WESTFALL TWP. – A ceremonial groundbreaking was held Friday, October 9th, for a 93-unit affordable senior citizen housing complex near Matamoras. The $10 million+ project is expected to help meet a critical housing need in Pike County when the facility opens in about a year.

Jonah Mendelbaum is the developer. His company, MJJ Builders located in Warwick, NY, has built in excess of 2,000 senior apartments in Orange, Sullivan and Ulster counties, New York. Among his projects is Waters Edge in Port Jervis. This is his first project in Pennsylvania.

Once done, it will provide housing for seniors age 55 and over, meeting certain income eligibility requirements as defined by the federal government. He stated that the income levels for 2016 will be released in the spring, and he then will provide the information so that residents will know if they are eligible, and how to apply.

The three-story complex, designed in a right angle, will host a community room and one bedroom apartments, each with a living area, kitchen and bathroom. Each one of them will be handicapped accessible.

Robin LoDolce, Executive Director of the Pike County Area Agency on Aging, told the gathering under the tent that for years her Office had heard that the beautiful, rural landscapes in Pike County draw people here, but a big drawback for seniors is lack of access to services.

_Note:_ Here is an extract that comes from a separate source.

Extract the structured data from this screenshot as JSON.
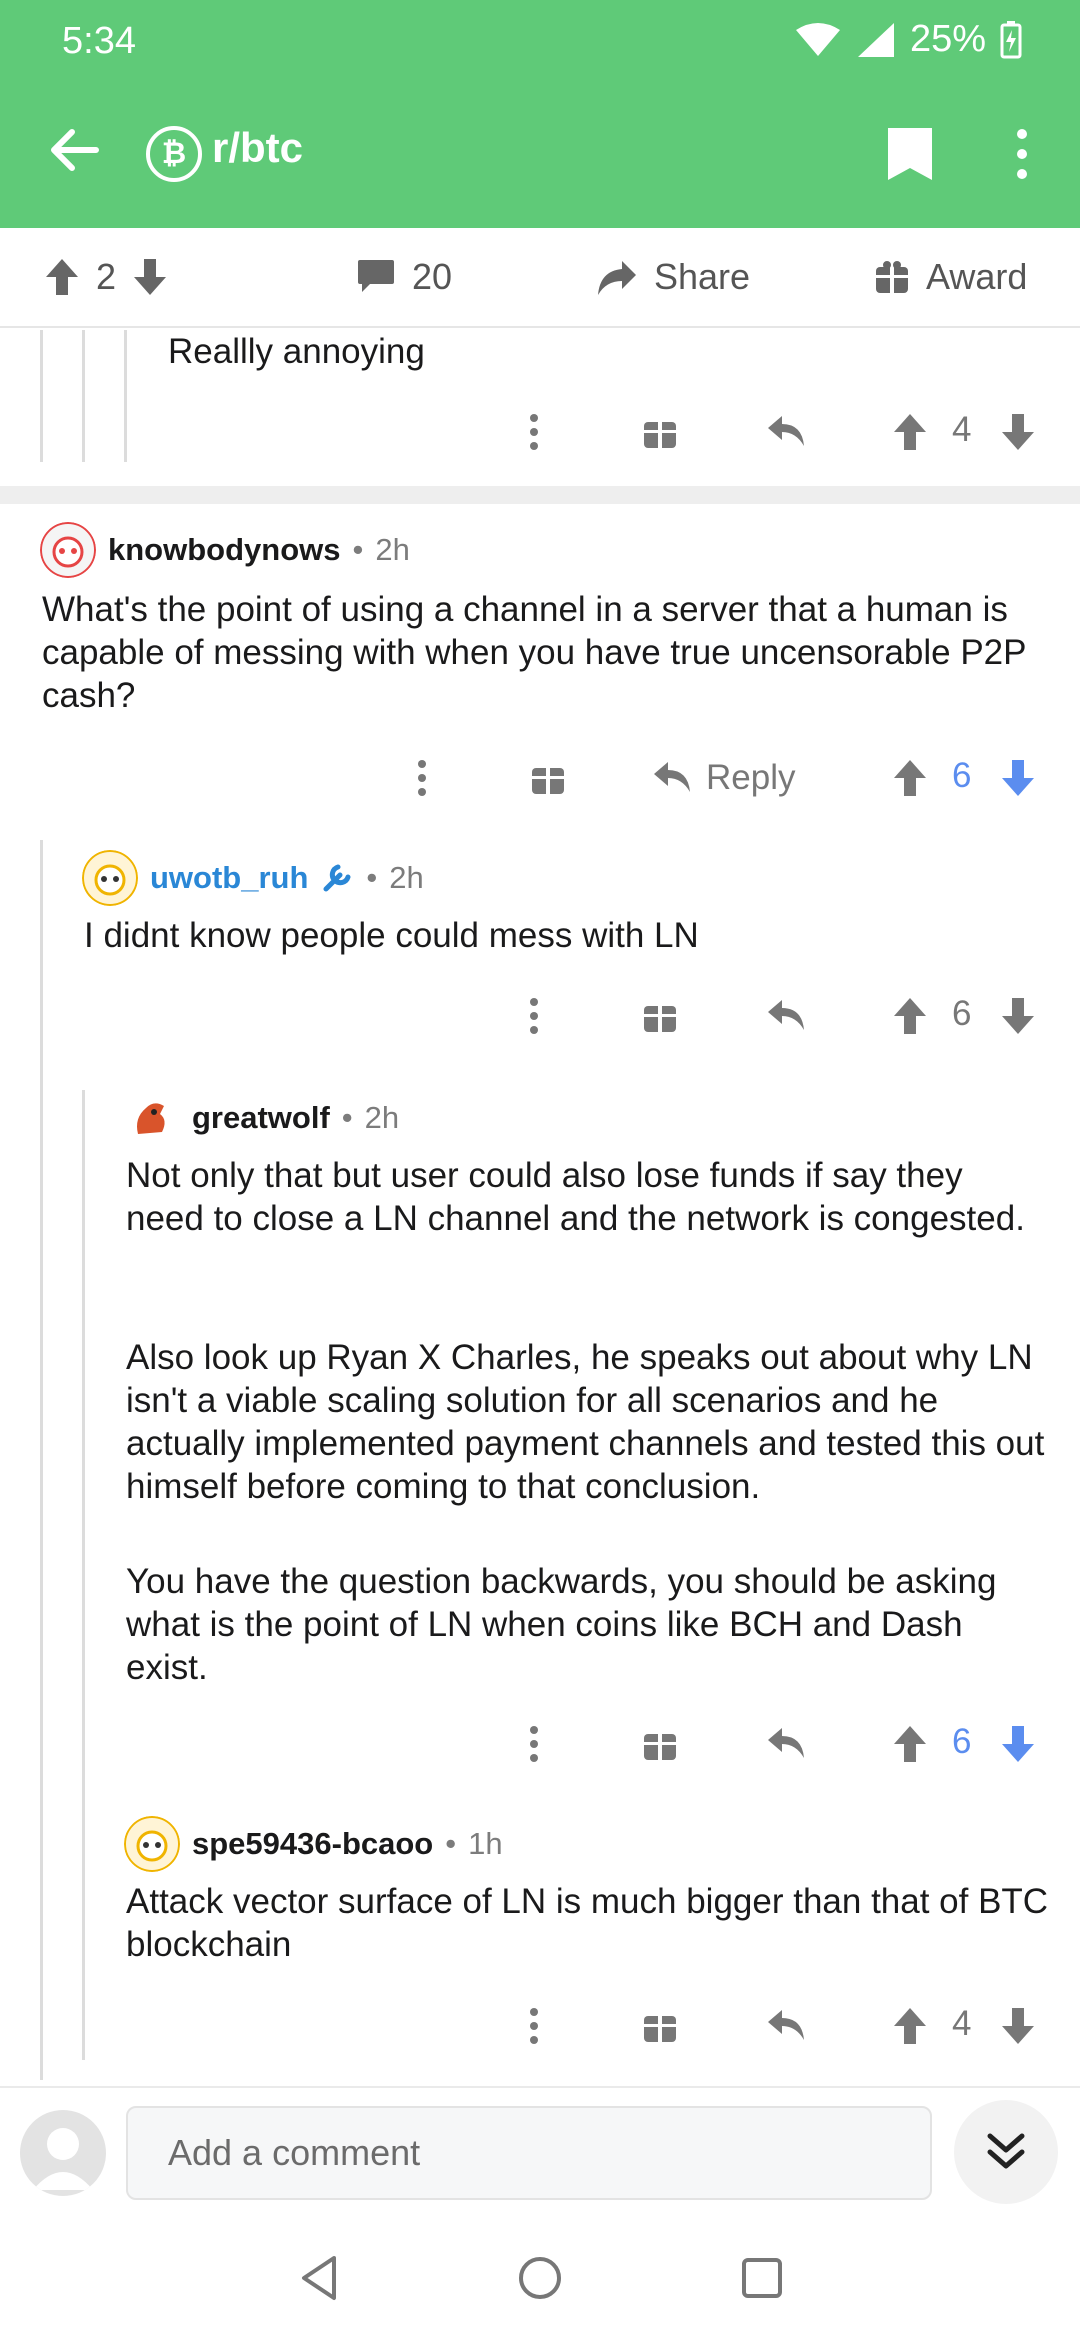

The project is being built on a flat parcel off Route 6/209 along the Delaware River, at the end of Hulst Drive, Westfall Township, between Hampton Inn and Paddlers Point, behind K-Mart. In close proximity is an abundance of stores, restaurants, a theater and other services that make up a community from churches to doctor offices, from Milford to Matamoras. Ahead of them is the spectacular view of the Westfall Township ridge line, and behind them, the Delaware.

Commissioner Matthew Osterberg added later that aside from services, what is making this project happen is the fact that Westfall’s commercial district has central sewer and water. This is a big reason why the project is not being built in more remote areas of Pike.

It all started with a phone call. Aware of the critical need for senior housing, and knowledgeable of Mendelbaum’s projects in New York State, one day Osterberg telephoned him “to see what would happen,” he said.

Osterberg said this was an “important day” in Pike County. “To me it’s so important that we keep our seniors close; everybody needs to age in place. It’s not fair that as people age in our community they need to move to another locations. They don’t want to do that. They want to stay near their families and their friends. And that’s what we are here today to do.”